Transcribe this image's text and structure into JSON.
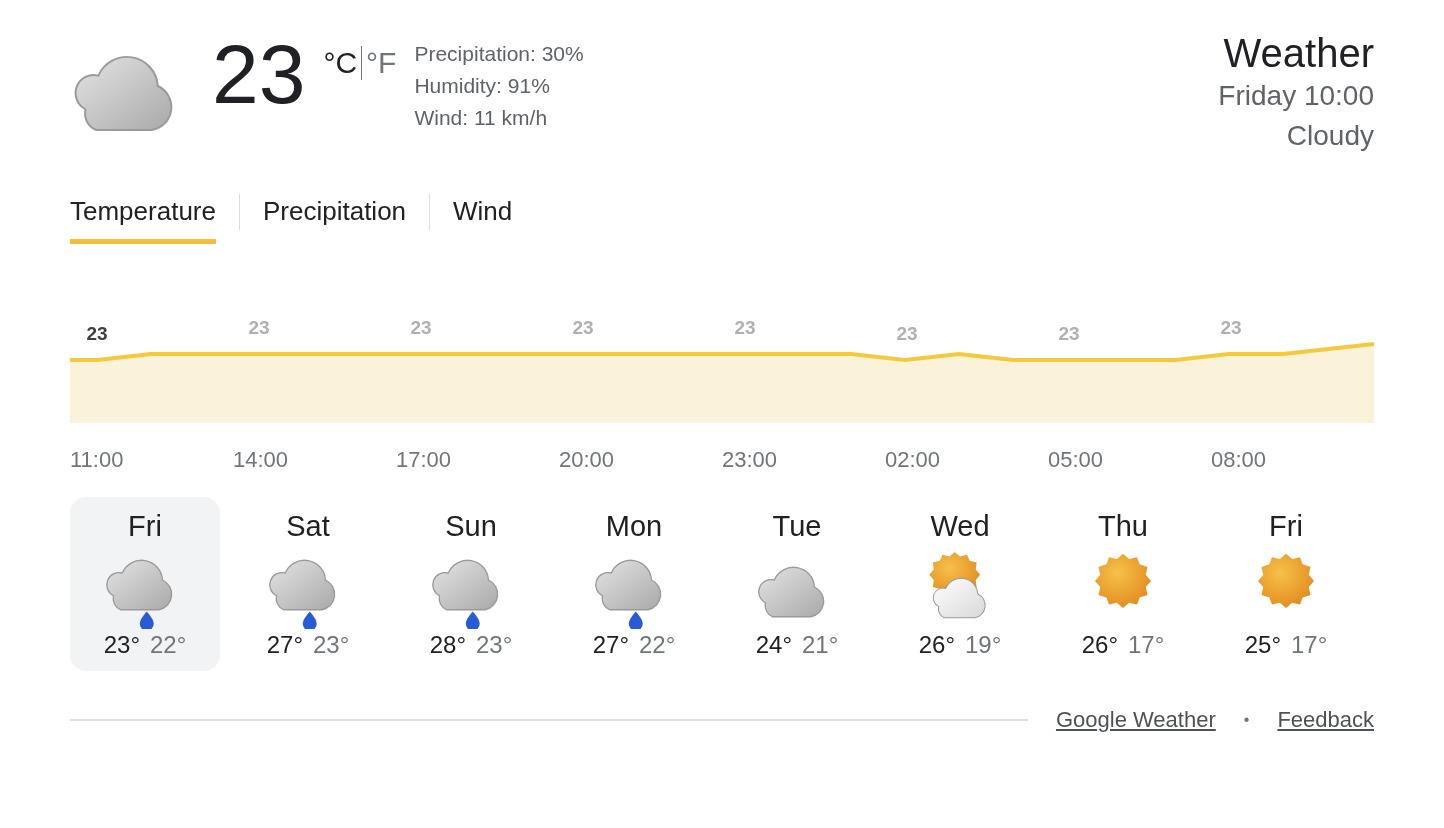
{
  "current": {
    "kind": "cloudy",
    "temperature": "23",
    "units": [
      {
        "label": "°C",
        "selected": true
      },
      {
        "label": "°F",
        "selected": false
      }
    ],
    "details": [
      "Precipitation: 30%",
      "Humidity: 91%",
      "Wind: 11 km/h"
    ]
  },
  "header": {
    "title": "Weather",
    "time": "Friday 10:00",
    "condition": "Cloudy"
  },
  "tabs": [
    {
      "label": "Temperature",
      "selected": true
    },
    {
      "label": "Precipitation",
      "selected": false
    },
    {
      "label": "Wind",
      "selected": false
    }
  ],
  "temperature_chart": {
    "point_labels": [
      {
        "text": "23",
        "selected": true
      },
      {
        "text": "23",
        "selected": false
      },
      {
        "text": "23",
        "selected": false
      },
      {
        "text": "23",
        "selected": false
      },
      {
        "text": "23",
        "selected": false
      },
      {
        "text": "23",
        "selected": false
      },
      {
        "text": "23",
        "selected": false
      },
      {
        "text": "23",
        "selected": false
      }
    ],
    "hours": [
      "11:00",
      "14:00",
      "17:00",
      "20:00",
      "23:00",
      "02:00",
      "05:00",
      "08:00"
    ]
  },
  "days": [
    {
      "day": "Fri",
      "kind": "rain",
      "high": "23°",
      "low": "22°",
      "selected": true
    },
    {
      "day": "Sat",
      "kind": "rain",
      "high": "27°",
      "low": "23°",
      "selected": false
    },
    {
      "day": "Sun",
      "kind": "rain",
      "high": "28°",
      "low": "23°",
      "selected": false
    },
    {
      "day": "Mon",
      "kind": "rain",
      "high": "27°",
      "low": "22°",
      "selected": false
    },
    {
      "day": "Tue",
      "kind": "cloudy",
      "high": "24°",
      "low": "21°",
      "selected": false
    },
    {
      "day": "Wed",
      "kind": "partly_sunny",
      "high": "26°",
      "low": "19°",
      "selected": false
    },
    {
      "day": "Thu",
      "kind": "sunny",
      "high": "26°",
      "low": "17°",
      "selected": false
    },
    {
      "day": "Fri",
      "kind": "sunny",
      "high": "25°",
      "low": "17°",
      "selected": false
    }
  ],
  "footer": {
    "links": [
      "Google Weather",
      "Feedback"
    ],
    "separator": "•"
  }
}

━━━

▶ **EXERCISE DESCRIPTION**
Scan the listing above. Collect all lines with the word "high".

▶ **RESULT OF THE TASK**
      "high": "23°",
      "high": "27°",
      "high": "28°",
      "high": "27°",
      "high": "24°",
      "high": "26°",
      "high": "26°",
      "high": "25°",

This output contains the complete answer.